Could you reproduce all of the following entries exactly?

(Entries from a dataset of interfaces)
* * *

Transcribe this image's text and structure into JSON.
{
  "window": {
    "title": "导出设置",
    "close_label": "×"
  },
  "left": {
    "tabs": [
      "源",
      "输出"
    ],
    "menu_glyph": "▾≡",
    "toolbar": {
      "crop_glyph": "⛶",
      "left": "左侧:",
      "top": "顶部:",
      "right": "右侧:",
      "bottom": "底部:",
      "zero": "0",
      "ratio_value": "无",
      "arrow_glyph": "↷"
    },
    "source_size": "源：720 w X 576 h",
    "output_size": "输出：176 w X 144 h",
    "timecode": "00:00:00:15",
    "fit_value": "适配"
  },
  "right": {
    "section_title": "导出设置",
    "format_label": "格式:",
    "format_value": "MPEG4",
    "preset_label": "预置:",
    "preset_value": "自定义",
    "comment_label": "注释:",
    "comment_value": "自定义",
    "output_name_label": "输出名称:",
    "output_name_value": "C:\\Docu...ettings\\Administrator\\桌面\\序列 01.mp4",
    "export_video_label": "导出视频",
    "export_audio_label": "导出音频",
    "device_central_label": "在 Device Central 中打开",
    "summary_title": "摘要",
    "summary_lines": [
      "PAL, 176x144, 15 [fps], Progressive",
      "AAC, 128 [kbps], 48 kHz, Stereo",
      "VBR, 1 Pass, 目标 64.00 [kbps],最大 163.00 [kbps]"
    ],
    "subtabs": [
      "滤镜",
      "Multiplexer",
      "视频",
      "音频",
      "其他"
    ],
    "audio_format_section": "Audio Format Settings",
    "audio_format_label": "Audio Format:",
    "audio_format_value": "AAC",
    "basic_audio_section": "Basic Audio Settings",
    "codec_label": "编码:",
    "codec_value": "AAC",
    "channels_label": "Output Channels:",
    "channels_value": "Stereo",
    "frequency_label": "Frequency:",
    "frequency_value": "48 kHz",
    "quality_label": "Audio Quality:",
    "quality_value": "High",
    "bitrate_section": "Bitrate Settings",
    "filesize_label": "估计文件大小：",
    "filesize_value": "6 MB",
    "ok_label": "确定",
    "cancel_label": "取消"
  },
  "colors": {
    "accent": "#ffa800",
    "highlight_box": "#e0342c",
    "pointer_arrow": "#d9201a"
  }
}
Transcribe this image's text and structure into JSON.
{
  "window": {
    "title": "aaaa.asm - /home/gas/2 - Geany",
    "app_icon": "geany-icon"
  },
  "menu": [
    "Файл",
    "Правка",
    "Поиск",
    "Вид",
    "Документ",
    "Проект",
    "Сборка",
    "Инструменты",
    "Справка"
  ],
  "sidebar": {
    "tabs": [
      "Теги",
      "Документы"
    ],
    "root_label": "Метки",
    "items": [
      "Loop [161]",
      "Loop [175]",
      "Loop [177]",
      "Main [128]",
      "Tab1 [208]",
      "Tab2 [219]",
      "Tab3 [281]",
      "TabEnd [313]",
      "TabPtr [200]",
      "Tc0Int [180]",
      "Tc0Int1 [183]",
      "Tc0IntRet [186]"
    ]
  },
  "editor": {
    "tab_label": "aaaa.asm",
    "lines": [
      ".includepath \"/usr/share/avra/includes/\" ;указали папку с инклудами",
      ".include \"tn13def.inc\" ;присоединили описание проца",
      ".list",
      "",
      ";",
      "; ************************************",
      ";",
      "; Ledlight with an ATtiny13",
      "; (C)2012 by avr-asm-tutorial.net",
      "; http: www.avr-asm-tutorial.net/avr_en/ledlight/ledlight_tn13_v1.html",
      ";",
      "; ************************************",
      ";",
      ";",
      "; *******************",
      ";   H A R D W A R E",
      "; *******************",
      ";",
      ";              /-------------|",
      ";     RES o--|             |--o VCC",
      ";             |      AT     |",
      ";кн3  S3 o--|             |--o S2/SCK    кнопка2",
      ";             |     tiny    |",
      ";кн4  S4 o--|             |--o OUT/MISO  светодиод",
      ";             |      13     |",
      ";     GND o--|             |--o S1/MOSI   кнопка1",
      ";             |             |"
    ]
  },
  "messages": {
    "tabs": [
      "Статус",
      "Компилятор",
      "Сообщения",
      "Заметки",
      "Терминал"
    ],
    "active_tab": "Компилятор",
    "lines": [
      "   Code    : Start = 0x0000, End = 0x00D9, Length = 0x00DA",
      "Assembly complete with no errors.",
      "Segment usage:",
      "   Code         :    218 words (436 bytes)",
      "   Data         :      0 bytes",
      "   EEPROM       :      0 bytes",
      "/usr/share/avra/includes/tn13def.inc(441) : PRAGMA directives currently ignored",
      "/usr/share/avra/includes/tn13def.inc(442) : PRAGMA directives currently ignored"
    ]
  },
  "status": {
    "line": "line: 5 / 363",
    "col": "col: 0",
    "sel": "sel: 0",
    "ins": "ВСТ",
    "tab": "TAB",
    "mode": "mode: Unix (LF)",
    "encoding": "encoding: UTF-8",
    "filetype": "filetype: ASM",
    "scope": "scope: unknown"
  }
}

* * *

- **FINAL ANSWER**:
Transcribe this image's text and structure into JSON.
{
  "window": {
    "title": "导出设置",
    "close_label": "×"
  },
  "left": {
    "tabs": [
      "源",
      "输出"
    ],
    "menu_glyph": "▾≡",
    "toolbar": {
      "crop_glyph": "⛶",
      "left": "左侧:",
      "top": "顶部:",
      "right": "右侧:",
      "bottom": "底部:",
      "zero": "0",
      "ratio_value": "无",
      "arrow_glyph": "↷"
    },
    "source_size": "源：720 w X 576 h",
    "output_size": "输出：176 w X 144 h",
    "timecode": "00:00:00:15",
    "fit_value": "适配"
  },
  "right": {
    "section_title": "导出设置",
    "format_label": "格式:",
    "format_value": "MPEG4",
    "preset_label": "预置:",
    "preset_value": "自定义",
    "comment_label": "注释:",
    "comment_value": "自定义",
    "output_name_label": "输出名称:",
    "output_name_value": "C:\\Docu...ettings\\Administrator\\桌面\\序列 01.mp4",
    "export_video_label": "导出视频",
    "export_audio_label": "导出音频",
    "device_central_label": "在 Device Central 中打开",
    "summary_title": "摘要",
    "summary_lines": [
      "PAL, 176x144, 15 [fps], Progressive",
      "AAC, 128 [kbps], 48 kHz, Stereo",
      "VBR, 1 Pass, 目标 64.00 [kbps],最大 163.00 [kbps]"
    ],
    "subtabs": [
      "滤镜",
      "Multiplexer",
      "视频",
      "音频",
      "其他"
    ],
    "audio_format_section": "Audio Format Settings",
    "audio_format_label": "Audio Format:",
    "audio_format_value": "AAC",
    "basic_audio_section": "Basic Audio Settings",
    "codec_label": "编码:",
    "codec_value": "AAC",
    "channels_label": "Output Channels:",
    "channels_value": "Stereo",
    "frequency_label": "Frequency:",
    "frequency_value": "48 kHz",
    "quality_label": "Audio Quality:",
    "quality_value": "High",
    "bitrate_section": "Bitrate Settings",
    "filesize_label": "估计文件大小：",
    "filesize_value": "6 MB",
    "ok_label": "确定",
    "cancel_label": "取消"
  },
  "colors": {
    "accent": "#ffa800",
    "highlight_box": "#e0342c",
    "pointer_arrow": "#d9201a"
  }
}
Transcribe this image's text and structure into JSON.
{
  "window": {
    "title": "aaaa.asm - /home/gas/2 - Geany",
    "app_icon": "geany-icon"
  },
  "menu": [
    "Файл",
    "Правка",
    "Поиск",
    "Вид",
    "Документ",
    "Проект",
    "Сборка",
    "Инструменты",
    "Справка"
  ],
  "sidebar": {
    "tabs": [
      "Теги",
      "Документы"
    ],
    "root_label": "Метки",
    "items": [
      "Loop [161]",
      "Loop [175]",
      "Loop [177]",
      "Main [128]",
      "Tab1 [208]",
      "Tab2 [219]",
      "Tab3 [281]",
      "TabEnd [313]",
      "TabPtr [200]",
      "Tc0Int [180]",
      "Tc0Int1 [183]",
      "Tc0IntRet [186]"
    ]
  },
  "editor": {
    "tab_label": "aaaa.asm",
    "lines": [
      ".includepath \"/usr/share/avra/includes/\" ;указали папку с инклудами",
      ".include \"tn13def.inc\" ;присоединили описание проца",
      ".list",
      "",
      ";",
      "; ************************************",
      ";",
      "; Ledlight with an ATtiny13",
      "; (C)2012 by avr-asm-tutorial.net",
      "; http: www.avr-asm-tutorial.net/avr_en/ledlight/ledlight_tn13_v1.html",
      ";",
      "; ************************************",
      ";",
      ";",
      "; *******************",
      ";   H A R D W A R E",
      "; *******************",
      ";",
      ";              /-------------|",
      ";     RES o--|             |--o VCC",
      ";             |      AT     |",
      ";кн3  S3 o--|             |--o S2/SCK    кнопка2",
      ";             |     tiny    |",
      ";кн4  S4 o--|             |--o OUT/MISO  светодиод",
      ";             |      13     |",
      ";     GND o--|             |--o S1/MOSI   кнопка1",
      ";             |             |"
    ]
  },
  "messages": {
    "tabs": [
      "Статус",
      "Компилятор",
      "Сообщения",
      "Заметки",
      "Терминал"
    ],
    "active_tab": "Компилятор",
    "lines": [
      "   Code    : Start = 0x0000, End = 0x00D9, Length = 0x00DA",
      "Assembly complete with no errors.",
      "Segment usage:",
      "   Code         :    218 words (436 bytes)",
      "   Data         :      0 bytes",
      "   EEPROM       :      0 bytes",
      "/usr/share/avra/includes/tn13def.inc(441) : PRAGMA directives currently ignored",
      "/usr/share/avra/includes/tn13def.inc(442) : PRAGMA directives currently ignored"
    ]
  },
  "status": {
    "line": "line: 5 / 363",
    "col": "col: 0",
    "sel": "sel: 0",
    "ins": "ВСТ",
    "tab": "TAB",
    "mode": "mode: Unix (LF)",
    "encoding": "encoding: UTF-8",
    "filetype": "filetype: ASM",
    "scope": "scope: unknown"
  }
}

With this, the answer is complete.